Start of RECORDS SHOWN

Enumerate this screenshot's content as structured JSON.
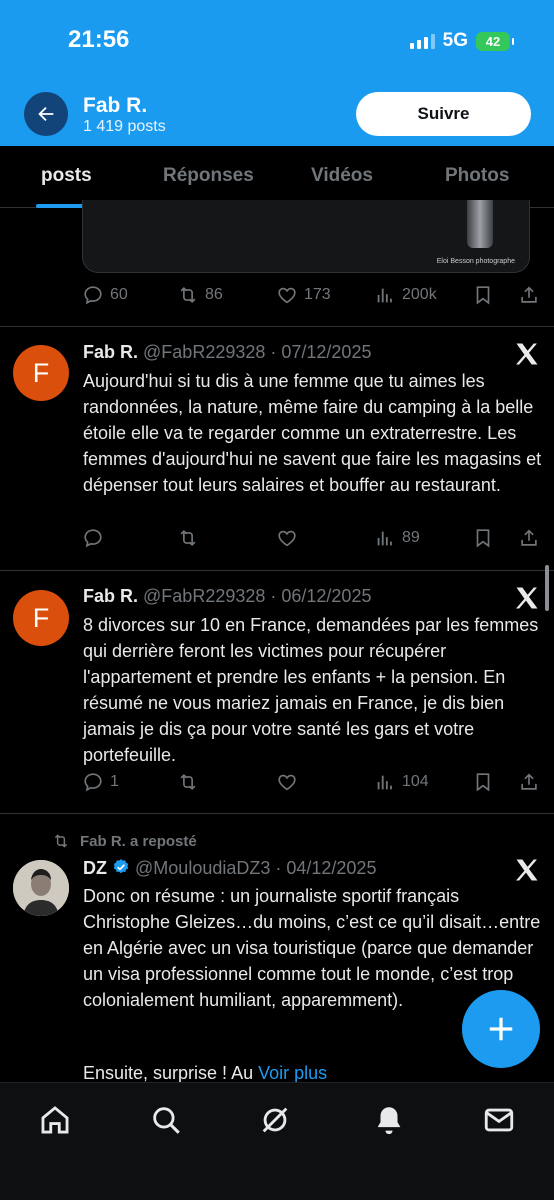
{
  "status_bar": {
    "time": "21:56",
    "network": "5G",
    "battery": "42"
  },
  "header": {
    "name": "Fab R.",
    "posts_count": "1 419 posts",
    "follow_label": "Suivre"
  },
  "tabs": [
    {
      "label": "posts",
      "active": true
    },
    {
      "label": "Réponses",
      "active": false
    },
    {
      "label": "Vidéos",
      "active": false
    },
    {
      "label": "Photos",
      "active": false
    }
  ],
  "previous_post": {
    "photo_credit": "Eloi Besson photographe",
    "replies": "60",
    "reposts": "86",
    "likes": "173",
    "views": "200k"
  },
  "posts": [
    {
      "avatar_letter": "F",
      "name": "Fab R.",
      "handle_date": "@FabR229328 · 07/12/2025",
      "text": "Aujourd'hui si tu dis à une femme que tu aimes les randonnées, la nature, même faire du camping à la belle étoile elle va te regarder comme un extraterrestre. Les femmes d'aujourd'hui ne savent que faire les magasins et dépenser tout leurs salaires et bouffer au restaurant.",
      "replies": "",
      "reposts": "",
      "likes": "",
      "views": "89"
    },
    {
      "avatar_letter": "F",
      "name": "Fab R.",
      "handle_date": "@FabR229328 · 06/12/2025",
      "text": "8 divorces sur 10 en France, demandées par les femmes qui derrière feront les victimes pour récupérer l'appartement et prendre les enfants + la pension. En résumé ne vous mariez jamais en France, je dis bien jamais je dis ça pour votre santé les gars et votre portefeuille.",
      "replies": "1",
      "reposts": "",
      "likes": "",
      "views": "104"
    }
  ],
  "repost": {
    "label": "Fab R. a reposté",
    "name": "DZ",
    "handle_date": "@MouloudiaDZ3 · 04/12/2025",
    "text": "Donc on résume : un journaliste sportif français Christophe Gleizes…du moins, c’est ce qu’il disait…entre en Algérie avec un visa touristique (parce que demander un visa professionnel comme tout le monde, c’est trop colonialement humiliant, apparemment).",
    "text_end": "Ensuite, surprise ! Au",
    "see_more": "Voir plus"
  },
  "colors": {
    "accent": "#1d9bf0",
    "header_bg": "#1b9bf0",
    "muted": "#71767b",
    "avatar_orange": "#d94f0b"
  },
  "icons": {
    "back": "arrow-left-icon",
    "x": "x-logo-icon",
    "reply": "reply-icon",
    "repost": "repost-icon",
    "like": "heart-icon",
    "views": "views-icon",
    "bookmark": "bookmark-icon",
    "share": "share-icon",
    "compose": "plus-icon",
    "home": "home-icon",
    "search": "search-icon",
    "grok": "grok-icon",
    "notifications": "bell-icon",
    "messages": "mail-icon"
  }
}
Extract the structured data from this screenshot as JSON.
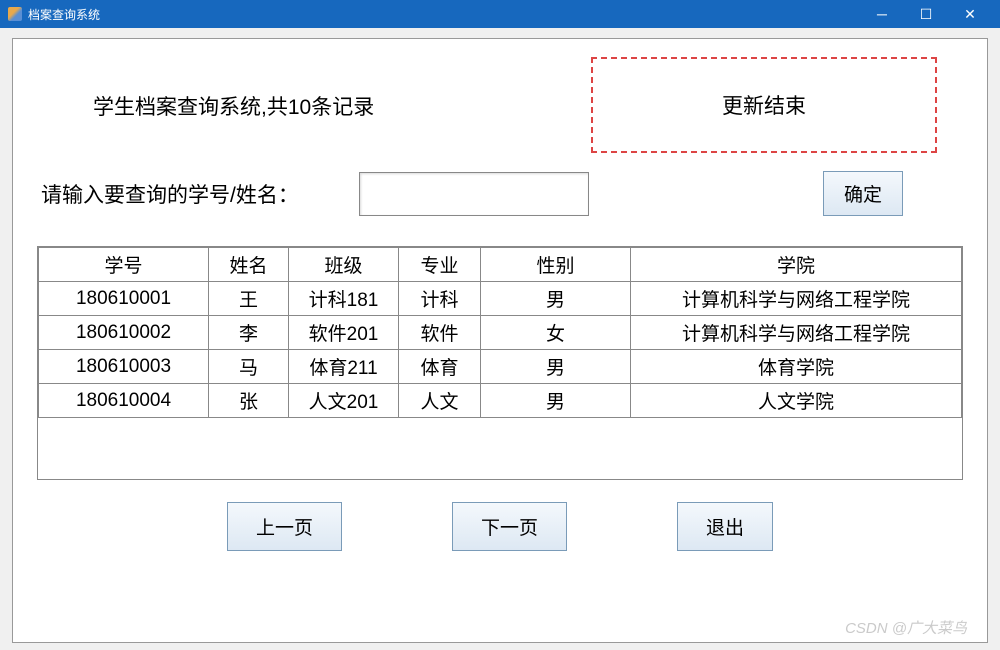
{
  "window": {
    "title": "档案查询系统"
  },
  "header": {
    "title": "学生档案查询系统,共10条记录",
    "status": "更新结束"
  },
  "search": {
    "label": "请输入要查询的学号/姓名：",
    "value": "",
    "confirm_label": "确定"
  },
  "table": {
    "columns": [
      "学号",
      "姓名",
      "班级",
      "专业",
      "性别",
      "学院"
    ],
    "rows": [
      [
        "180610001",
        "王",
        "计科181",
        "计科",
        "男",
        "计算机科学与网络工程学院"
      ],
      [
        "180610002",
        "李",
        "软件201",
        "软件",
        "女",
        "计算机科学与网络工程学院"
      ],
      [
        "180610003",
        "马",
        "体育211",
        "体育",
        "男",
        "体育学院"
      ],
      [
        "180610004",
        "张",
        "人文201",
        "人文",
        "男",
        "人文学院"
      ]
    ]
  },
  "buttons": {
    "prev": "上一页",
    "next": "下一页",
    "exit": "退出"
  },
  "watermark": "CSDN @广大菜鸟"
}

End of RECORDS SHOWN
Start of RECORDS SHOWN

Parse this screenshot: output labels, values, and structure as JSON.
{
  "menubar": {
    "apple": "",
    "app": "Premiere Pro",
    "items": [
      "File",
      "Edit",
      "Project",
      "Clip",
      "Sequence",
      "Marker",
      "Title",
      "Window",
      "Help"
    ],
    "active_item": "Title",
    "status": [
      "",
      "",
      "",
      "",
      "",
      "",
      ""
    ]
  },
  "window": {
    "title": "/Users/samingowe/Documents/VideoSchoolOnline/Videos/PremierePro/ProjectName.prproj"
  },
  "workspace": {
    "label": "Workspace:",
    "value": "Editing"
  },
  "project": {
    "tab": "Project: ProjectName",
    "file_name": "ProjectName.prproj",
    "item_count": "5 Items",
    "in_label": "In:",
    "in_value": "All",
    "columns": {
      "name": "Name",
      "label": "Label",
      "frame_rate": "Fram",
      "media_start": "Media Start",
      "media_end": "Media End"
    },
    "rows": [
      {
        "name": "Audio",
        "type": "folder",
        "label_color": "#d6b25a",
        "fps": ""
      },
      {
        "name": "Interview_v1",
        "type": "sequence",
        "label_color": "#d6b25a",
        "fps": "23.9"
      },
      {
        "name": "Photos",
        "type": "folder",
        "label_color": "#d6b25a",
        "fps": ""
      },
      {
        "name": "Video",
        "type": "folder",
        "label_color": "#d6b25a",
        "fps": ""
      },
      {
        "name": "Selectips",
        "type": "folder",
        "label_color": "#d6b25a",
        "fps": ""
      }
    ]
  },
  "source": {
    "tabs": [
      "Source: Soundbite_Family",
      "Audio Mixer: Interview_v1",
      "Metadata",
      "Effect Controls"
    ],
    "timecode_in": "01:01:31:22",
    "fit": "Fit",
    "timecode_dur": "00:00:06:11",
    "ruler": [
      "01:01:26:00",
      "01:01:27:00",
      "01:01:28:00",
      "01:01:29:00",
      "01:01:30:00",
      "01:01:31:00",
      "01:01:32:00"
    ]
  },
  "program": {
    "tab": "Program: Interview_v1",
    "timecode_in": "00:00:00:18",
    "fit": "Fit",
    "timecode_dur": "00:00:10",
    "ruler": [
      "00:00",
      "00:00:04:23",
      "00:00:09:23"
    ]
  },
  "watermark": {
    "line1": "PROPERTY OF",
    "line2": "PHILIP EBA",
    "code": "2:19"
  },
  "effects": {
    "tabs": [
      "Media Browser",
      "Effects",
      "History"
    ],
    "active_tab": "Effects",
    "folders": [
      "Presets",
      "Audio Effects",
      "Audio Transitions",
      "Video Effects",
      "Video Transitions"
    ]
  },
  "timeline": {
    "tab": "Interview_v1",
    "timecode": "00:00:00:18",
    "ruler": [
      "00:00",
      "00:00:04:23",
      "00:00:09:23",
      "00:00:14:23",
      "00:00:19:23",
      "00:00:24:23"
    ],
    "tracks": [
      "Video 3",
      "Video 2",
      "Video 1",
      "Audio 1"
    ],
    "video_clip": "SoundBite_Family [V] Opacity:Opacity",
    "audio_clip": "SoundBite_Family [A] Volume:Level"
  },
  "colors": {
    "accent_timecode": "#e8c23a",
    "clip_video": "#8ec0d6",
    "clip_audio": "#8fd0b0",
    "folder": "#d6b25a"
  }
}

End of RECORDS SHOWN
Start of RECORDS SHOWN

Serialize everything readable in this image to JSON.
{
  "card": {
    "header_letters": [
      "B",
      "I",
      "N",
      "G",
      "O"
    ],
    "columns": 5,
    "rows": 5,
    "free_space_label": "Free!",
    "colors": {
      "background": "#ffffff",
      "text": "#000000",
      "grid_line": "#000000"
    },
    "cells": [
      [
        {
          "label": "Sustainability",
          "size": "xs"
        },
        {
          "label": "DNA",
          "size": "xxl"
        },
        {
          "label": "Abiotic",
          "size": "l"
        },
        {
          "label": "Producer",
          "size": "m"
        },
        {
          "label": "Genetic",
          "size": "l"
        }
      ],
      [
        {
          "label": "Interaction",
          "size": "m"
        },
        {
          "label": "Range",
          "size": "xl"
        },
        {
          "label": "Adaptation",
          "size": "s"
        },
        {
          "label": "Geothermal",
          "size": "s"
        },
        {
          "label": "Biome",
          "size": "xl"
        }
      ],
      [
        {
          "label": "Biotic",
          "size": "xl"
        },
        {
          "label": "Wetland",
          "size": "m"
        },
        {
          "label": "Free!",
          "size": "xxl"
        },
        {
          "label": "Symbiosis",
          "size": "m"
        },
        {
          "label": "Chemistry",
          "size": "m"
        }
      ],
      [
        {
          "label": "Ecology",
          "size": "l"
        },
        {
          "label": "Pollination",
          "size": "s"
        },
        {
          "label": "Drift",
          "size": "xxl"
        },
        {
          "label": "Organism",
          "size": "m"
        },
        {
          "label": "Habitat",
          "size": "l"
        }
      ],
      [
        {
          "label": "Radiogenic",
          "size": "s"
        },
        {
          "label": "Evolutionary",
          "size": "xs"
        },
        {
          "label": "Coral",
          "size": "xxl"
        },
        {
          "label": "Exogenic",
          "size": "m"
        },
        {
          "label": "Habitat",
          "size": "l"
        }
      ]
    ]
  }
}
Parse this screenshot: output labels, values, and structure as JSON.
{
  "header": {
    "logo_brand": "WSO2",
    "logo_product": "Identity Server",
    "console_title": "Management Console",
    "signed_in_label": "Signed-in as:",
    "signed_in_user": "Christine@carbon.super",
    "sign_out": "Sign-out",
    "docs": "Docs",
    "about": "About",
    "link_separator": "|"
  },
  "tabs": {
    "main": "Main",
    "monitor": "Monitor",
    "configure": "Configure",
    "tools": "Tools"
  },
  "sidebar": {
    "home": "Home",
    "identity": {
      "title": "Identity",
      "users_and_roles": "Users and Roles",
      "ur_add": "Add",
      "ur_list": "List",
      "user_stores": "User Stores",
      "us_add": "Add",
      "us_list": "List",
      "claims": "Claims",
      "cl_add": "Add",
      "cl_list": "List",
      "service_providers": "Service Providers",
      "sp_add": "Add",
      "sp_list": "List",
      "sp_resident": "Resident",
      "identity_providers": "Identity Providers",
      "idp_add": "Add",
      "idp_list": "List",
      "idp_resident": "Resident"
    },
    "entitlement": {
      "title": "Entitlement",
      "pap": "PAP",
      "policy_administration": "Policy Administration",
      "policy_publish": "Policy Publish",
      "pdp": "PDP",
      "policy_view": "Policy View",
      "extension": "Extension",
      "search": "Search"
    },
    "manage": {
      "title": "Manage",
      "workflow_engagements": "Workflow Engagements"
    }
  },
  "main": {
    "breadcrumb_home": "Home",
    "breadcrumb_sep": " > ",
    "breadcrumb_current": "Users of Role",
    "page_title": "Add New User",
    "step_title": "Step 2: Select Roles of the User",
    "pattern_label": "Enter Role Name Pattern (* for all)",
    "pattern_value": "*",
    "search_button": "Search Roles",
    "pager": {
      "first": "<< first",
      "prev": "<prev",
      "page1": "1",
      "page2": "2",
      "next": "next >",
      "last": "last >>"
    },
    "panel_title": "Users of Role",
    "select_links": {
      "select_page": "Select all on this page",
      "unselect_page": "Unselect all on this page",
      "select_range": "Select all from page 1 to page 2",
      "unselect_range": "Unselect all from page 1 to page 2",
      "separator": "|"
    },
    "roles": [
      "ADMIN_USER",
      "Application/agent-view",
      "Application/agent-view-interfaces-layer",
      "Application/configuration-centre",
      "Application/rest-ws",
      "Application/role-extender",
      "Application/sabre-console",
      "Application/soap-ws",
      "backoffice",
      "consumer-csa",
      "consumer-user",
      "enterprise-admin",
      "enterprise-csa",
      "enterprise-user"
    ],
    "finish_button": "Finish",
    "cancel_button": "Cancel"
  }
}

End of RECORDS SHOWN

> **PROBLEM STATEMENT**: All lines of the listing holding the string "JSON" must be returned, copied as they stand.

> **REPLY TO THE TASK**:
Enumerate this screenshot's content as structured JSON.
Extract the structured data from this screenshot as JSON.
Parse this screenshot: output labels, values, and structure as JSON.
Serialize everything readable in this image to JSON.
Parse this screenshot: output labels, values, and structure as JSON.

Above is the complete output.